« WBW #51: Baked Goods: The Rare Wine Co. Historic Series Madeira, Charleston Sercial Special Reserve | Main | Ackerly Pond Vineyards is For Sale »

November 13, 2008

TrackBack

TrackBack URL for this entry:
http://www.typepad.com/services/trackback/6a00d8341d0dbb53ef010535ec9ef6970b

Listed below are links to weblogs that reference Finger Lakes Wine: Will Old Wines Mean New Respect?:

Comments

Feed You can follow this conversation by subscribing to the comment feed for this post.

Cool! So let us know how the wines were this weekend. Thanks!

Will do, Jac. I'll be attending and plan on a follow-up post next week.

This looks like a very interesting experiment whether it will form a consensus about certain vintages or not. It's nice to see everyone banding together for this type of tasting event.

Interesting experiment but success(economic)=respect. Continue to grow the region and brands by selling more. Capitalism works in the wine world as well.

That is quite a lineup of Finger Lakes wine. My wife and I had the opportunity of doing a Riesling vertical at McGregor’s this past spring and were pleasantly surprised by their ability to age very gracefully. After reading this article I reviewed my tasting notes from that day and actually found that the 1988 and 1983 had shown the best. It will be interesting to see the results of this event. The 1988 has developed a beautiful golden hue, displaying a nice nose of petrol and granny smith apple. The palate was malty and nutty but was kept fresh by a nice amount of lemony acidity. By tasting older vintages the indelible mark of each vintage becomes increasing apparent. It became evident to me that McGregor’s Rieslings take 10-15 years to really hit their stride. The petrol nose so commonly associated with aged Rieslings seemed to become better integrated in the older bottling.

Looking forward to the results!

Cheers,

Brian

Melissa: I'm glad that you're going to be able to report back on this sure-to-be-interesting tasting.

Being able to taste the history of the region, even on a limited basis, had to be interesting and fun.

AND, if the FL region is anything like Long Island, they've no doubt learned how to make better wines (even with similar growing years) than they were doing back in the 80s. So, if those older wines are showing well...my guess is that 20 years from now, our current releases will show even better.

Unfortunately, depending on the results of this tasting...people are going to be clamoring for these older vintages, and it's my understanding that few wineries have much inventory. Apparently they haven't held back large lots because of lack of storage space and the need for cash flow.

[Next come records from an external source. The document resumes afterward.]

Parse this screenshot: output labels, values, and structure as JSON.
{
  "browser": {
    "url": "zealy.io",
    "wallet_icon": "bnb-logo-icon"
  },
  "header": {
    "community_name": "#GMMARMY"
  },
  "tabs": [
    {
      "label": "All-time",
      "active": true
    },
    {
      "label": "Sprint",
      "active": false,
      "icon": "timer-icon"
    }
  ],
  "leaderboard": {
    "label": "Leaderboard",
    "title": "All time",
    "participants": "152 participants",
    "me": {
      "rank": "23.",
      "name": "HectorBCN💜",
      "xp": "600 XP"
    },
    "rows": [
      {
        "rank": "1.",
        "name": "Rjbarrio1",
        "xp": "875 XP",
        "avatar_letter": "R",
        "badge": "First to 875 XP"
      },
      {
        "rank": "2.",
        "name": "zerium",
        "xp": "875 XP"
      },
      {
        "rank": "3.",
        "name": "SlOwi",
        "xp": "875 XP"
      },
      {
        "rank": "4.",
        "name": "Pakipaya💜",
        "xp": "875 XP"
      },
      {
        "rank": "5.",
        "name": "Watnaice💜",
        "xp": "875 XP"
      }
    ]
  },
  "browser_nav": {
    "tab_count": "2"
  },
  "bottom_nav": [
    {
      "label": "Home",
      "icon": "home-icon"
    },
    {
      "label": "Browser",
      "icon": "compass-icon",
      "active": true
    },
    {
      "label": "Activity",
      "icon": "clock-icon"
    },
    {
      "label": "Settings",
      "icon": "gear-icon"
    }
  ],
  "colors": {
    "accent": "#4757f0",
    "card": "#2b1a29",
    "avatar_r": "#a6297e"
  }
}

Can't wait to see the results, Melissa. I'm bummed out that I couldn't attend myself!

Looking forward to hearing how it went! The Young Winos started their journey at Ithaca College, after all.... a lot of those names are near and dear to our hearts.

All,

I wasn't able to attend the tasting but will post a follow up as soon as I receive notes from some of the attendees. Thanks for your patience!

The tasting went very well. It was exciting to taste these wines because unfortunately very little of our region's older wines are available for sale. I think these kinds of tastings open up the discussion about ageability and the need for wineries and consumers to put certain ageable wines into libraries and cellars. As the region develops, having a historical perspective of the wines and vintages becomes incresingly important.

The comments to this entry are closed.

Long Island Restaurant Week

The Cork Reports are protected under a...

  • Creative Commons License

Empire State Cellars


A Taste of Summer


Experience Finger Lakes

NYCR Advertisers




Become a NYCR Sponsor